**Exercise directions**
All records are to be printed exactly as they appear.

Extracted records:

'''

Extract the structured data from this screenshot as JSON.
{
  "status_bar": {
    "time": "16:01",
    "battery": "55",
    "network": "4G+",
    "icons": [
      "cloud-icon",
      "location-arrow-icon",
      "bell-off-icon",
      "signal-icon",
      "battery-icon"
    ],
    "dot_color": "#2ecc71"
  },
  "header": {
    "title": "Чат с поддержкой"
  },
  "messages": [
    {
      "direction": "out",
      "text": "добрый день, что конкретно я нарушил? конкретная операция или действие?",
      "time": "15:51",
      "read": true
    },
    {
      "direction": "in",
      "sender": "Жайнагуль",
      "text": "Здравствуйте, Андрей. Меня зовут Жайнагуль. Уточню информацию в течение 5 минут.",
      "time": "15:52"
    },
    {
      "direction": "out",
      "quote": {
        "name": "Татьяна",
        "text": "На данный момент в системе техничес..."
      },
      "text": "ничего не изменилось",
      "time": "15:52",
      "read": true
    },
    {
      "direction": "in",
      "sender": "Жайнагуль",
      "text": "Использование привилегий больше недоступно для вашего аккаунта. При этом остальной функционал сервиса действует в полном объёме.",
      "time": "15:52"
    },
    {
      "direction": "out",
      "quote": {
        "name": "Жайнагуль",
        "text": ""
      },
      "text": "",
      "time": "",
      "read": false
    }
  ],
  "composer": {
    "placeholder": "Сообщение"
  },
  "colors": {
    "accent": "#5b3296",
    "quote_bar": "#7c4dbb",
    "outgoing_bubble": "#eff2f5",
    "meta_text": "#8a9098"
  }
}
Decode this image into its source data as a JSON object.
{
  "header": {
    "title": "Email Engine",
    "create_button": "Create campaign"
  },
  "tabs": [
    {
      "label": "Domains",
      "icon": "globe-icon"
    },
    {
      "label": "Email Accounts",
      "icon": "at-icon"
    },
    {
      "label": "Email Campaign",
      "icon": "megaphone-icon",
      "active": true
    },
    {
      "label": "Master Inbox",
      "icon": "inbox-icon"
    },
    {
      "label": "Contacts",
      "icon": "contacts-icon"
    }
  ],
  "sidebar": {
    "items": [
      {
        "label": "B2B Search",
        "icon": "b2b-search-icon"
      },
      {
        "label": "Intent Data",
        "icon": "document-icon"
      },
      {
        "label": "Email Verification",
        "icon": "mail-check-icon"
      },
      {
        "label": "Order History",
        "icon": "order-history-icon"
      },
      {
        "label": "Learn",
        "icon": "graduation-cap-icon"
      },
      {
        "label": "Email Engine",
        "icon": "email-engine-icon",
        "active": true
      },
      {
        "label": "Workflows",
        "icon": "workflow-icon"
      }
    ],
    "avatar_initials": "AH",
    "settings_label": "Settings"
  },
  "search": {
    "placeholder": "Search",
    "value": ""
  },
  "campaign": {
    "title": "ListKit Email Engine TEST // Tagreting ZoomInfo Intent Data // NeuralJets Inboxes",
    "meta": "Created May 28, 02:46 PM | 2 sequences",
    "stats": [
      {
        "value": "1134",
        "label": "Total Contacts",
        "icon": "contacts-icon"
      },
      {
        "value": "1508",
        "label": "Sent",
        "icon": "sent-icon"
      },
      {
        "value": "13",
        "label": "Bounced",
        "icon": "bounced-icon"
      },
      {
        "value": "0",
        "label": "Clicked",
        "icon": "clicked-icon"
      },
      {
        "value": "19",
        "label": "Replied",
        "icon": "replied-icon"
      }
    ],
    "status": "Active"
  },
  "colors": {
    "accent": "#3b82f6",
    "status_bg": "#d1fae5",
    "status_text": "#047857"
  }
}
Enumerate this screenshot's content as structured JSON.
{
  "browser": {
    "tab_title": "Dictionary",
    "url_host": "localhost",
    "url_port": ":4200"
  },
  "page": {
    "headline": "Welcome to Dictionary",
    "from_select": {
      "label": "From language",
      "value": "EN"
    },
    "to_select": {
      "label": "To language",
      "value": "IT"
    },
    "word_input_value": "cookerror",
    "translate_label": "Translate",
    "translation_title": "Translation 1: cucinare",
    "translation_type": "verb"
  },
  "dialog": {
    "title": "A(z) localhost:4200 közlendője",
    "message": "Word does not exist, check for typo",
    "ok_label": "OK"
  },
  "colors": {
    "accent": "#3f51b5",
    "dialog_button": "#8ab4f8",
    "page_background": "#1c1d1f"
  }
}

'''

**Task result**
Extract the structured data from this screenshot as JSON.
{
  "status_bar": {
    "time": "16:01",
    "battery": "55",
    "network": "4G+",
    "icons": [
      "cloud-icon",
      "location-arrow-icon",
      "bell-off-icon",
      "signal-icon",
      "battery-icon"
    ],
    "dot_color": "#2ecc71"
  },
  "header": {
    "title": "Чат с поддержкой"
  },
  "messages": [
    {
      "direction": "out",
      "text": "добрый день, что конкретно я нарушил? конкретная операция или действие?",
      "time": "15:51",
      "read": true
    },
    {
      "direction": "in",
      "sender": "Жайнагуль",
      "text": "Здравствуйте, Андрей. Меня зовут Жайнагуль. Уточню информацию в течение 5 минут.",
      "time": "15:52"
    },
    {
      "direction": "out",
      "quote": {
        "name": "Татьяна",
        "text": "На данный момент в системе техничес..."
      },
      "text": "ничего не изменилось",
      "time": "15:52",
      "read": true
    },
    {
      "direction": "in",
      "sender": "Жайнагуль",
      "text": "Использование привилегий больше недоступно для вашего аккаунта. При этом остальной функционал сервиса действует в полном объёме.",
      "time": "15:52"
    },
    {
      "direction": "out",
      "quote": {
        "name": "Жайнагуль",
        "text": ""
      },
      "text": "",
      "time": "",
      "read": false
    }
  ],
  "composer": {
    "placeholder": "Сообщение"
  },
  "colors": {
    "accent": "#5b3296",
    "quote_bar": "#7c4dbb",
    "outgoing_bubble": "#eff2f5",
    "meta_text": "#8a9098"
  }
}
Decode this image into its source data as a JSON object.
{
  "header": {
    "title": "Email Engine",
    "create_button": "Create campaign"
  },
  "tabs": [
    {
      "label": "Domains",
      "icon": "globe-icon"
    },
    {
      "label": "Email Accounts",
      "icon": "at-icon"
    },
    {
      "label": "Email Campaign",
      "icon": "megaphone-icon",
      "active": true
    },
    {
      "label": "Master Inbox",
      "icon": "inbox-icon"
    },
    {
      "label": "Contacts",
      "icon": "contacts-icon"
    }
  ],
  "sidebar": {
    "items": [
      {
        "label": "B2B Search",
        "icon": "b2b-search-icon"
      },
      {
        "label": "Intent Data",
        "icon": "document-icon"
      },
      {
        "label": "Email Verification",
        "icon": "mail-check-icon"
      },
      {
        "label": "Order History",
        "icon": "order-history-icon"
      },
      {
        "label": "Learn",
        "icon": "graduation-cap-icon"
      },
      {
        "label": "Email Engine",
        "icon": "email-engine-icon",
        "active": true
      },
      {
        "label": "Workflows",
        "icon": "workflow-icon"
      }
    ],
    "avatar_initials": "AH",
    "settings_label": "Settings"
  },
  "search": {
    "placeholder": "Search",
    "value": ""
  },
  "campaign": {
    "title": "ListKit Email Engine TEST // Tagreting ZoomInfo Intent Data // NeuralJets Inboxes",
    "meta": "Created May 28, 02:46 PM | 2 sequences",
    "stats": [
      {
        "value": "1134",
        "label": "Total Contacts",
        "icon": "contacts-icon"
      },
      {
        "value": "1508",
        "label": "Sent",
        "icon": "sent-icon"
      },
      {
        "value": "13",
        "label": "Bounced",
        "icon": "bounced-icon"
      },
      {
        "value": "0",
        "label": "Clicked",
        "icon": "clicked-icon"
      },
      {
        "value": "19",
        "label": "Replied",
        "icon": "replied-icon"
      }
    ],
    "status": "Active"
  },
  "colors": {
    "accent": "#3b82f6",
    "status_bg": "#d1fae5",
    "status_text": "#047857"
  }
}
Enumerate this screenshot's content as structured JSON.
{
  "browser": {
    "tab_title": "Dictionary",
    "url_host": "localhost",
    "url_port": ":4200"
  },
  "page": {
    "headline": "Welcome to Dictionary",
    "from_select": {
      "label": "From language",
      "value": "EN"
    },
    "to_select": {
      "label": "To language",
      "value": "IT"
    },
    "word_input_value": "cookerror",
    "translate_label": "Translate",
    "translation_title": "Translation 1: cucinare",
    "translation_type": "verb"
  },
  "dialog": {
    "title": "A(z) localhost:4200 közlendője",
    "message": "Word does not exist, check for typo",
    "ok_label": "OK"
  },
  "colors": {
    "accent": "#3f51b5",
    "dialog_button": "#8ab4f8",
    "page_background": "#1c1d1f"
  }
}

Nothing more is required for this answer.